Selfie Postcard App provides a photo customisation and printing service for users who would like to send postcards made by their photos and customised for their various needs. The MVP should deploy the hypotheses made in the discovery phase and target specific hypotheses and use cases, aiming to tackle the risks associated with the hypotheses in a cost-effective way.
Some ways to achieve that include:
Social Media Campaign
An online campaign as well as a website dedicated to the service can be used as an introduction to Selfie Postcard App, and will have a quantifiable input (followers, email subscriptions for updates, possible approach from investors interested in the product). A short form explainer video, explaining the key experiences identified at the discovery phase and the benefits of Selfie Postcard App.

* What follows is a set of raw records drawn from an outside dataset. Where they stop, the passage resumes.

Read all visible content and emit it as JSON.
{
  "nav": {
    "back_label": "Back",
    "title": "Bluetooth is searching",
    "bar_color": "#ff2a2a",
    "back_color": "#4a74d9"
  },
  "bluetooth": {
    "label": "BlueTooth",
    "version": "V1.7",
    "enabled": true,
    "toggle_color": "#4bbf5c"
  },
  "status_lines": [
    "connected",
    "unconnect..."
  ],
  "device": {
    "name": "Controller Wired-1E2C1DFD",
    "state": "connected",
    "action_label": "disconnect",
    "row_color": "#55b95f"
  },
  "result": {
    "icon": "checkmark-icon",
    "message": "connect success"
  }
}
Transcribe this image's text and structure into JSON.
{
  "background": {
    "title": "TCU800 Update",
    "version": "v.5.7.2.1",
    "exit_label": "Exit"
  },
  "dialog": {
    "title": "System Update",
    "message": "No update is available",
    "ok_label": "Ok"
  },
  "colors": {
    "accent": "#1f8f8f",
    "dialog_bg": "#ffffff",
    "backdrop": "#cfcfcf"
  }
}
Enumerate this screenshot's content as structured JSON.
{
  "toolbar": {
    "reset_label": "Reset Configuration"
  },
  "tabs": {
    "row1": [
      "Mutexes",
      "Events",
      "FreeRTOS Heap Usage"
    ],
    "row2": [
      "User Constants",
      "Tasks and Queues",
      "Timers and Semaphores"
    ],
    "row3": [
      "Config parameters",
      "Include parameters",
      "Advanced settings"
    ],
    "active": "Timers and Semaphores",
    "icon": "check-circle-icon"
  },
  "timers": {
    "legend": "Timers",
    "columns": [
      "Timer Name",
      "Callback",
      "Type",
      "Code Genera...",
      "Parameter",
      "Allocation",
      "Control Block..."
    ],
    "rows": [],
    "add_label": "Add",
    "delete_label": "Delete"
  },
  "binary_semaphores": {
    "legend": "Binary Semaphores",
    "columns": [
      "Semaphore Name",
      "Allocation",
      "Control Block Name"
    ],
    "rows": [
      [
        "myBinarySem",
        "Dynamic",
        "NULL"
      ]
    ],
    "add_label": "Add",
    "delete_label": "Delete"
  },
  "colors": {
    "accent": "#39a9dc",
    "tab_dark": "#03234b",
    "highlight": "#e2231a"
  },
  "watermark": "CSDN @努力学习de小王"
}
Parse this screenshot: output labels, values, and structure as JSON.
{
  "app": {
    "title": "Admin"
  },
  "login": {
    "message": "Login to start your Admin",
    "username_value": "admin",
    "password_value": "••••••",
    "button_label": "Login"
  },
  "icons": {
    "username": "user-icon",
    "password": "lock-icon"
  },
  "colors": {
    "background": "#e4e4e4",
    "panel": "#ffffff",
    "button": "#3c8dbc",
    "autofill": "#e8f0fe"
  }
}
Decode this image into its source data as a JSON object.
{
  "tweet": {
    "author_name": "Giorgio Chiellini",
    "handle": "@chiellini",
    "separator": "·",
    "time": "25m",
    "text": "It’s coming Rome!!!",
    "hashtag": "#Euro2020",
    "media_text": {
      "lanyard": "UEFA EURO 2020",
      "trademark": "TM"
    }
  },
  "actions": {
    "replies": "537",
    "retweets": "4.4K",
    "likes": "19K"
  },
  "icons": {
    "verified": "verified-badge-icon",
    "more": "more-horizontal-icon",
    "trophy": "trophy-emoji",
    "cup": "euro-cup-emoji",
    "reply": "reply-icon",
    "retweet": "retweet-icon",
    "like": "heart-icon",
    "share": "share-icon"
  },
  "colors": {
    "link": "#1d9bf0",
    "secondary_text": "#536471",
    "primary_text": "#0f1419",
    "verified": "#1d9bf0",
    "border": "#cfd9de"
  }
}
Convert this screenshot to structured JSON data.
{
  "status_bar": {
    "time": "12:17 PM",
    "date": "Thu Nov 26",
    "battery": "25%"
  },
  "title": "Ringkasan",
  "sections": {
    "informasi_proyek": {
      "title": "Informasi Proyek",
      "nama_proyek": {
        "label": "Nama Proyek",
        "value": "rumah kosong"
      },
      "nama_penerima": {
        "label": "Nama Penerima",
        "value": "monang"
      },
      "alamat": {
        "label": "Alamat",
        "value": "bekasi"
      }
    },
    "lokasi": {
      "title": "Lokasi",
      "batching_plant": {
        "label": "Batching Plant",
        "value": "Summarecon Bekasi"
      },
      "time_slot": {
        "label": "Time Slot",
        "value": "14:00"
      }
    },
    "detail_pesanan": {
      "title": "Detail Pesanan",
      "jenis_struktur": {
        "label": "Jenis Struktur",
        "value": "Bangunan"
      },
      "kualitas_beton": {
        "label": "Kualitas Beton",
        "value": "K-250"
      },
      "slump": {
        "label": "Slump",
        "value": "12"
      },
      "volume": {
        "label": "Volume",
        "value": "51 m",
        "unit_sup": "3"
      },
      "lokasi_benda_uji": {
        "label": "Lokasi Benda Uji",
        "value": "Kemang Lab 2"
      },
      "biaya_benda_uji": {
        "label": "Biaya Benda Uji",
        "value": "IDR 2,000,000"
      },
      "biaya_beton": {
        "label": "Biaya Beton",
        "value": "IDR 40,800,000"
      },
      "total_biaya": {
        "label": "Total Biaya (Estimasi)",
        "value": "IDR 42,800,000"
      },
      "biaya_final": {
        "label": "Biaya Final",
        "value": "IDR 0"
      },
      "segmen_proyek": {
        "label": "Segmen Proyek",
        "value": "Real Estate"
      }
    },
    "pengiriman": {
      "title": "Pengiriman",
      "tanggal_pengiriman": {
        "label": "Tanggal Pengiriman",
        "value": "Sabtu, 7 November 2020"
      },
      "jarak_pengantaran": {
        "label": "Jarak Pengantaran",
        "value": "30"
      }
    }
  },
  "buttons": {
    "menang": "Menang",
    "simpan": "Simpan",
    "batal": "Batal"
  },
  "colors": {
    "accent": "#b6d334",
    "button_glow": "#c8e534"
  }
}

Short surveys prompted by the campaign are a good way to collect quick quantitative data for the service, regarding user engagement, satisfaction, and interest. These short surveys can be used both at the first stages but also later on when the app is live.
Incentives for feedback Incentives can be used both as advertisement and prompt for feedback. In the case of Selfie Postcard App incentives can be in the form of tangible products like free postcards, which will encourage people to use the product and provide their feedback.
Advertisement on social media A significant part of target users for the Selfie Postcard App are young adults who are likely to be social media users. Advertisement on social media for Selfie Postcard App as an upcoming service can provide useful insights from Click Through Rate (CTR).
The data provided by the MVP dissemination can be used to inform the rest of the features and use cases that will be used in the finalised version which is intended to go live on the app store after usability testing.
Getting into the live version of the Selfie Postcard App, with a clear value proposition and a set of features that will cover the users’ needs, a new stage in the lifecycle of the product begins where user testing and user feedback is crucial at every step.
Steps can be repeated as needed.
In-depth user interviews
Iterations and new assumptions/hypotheses based on the results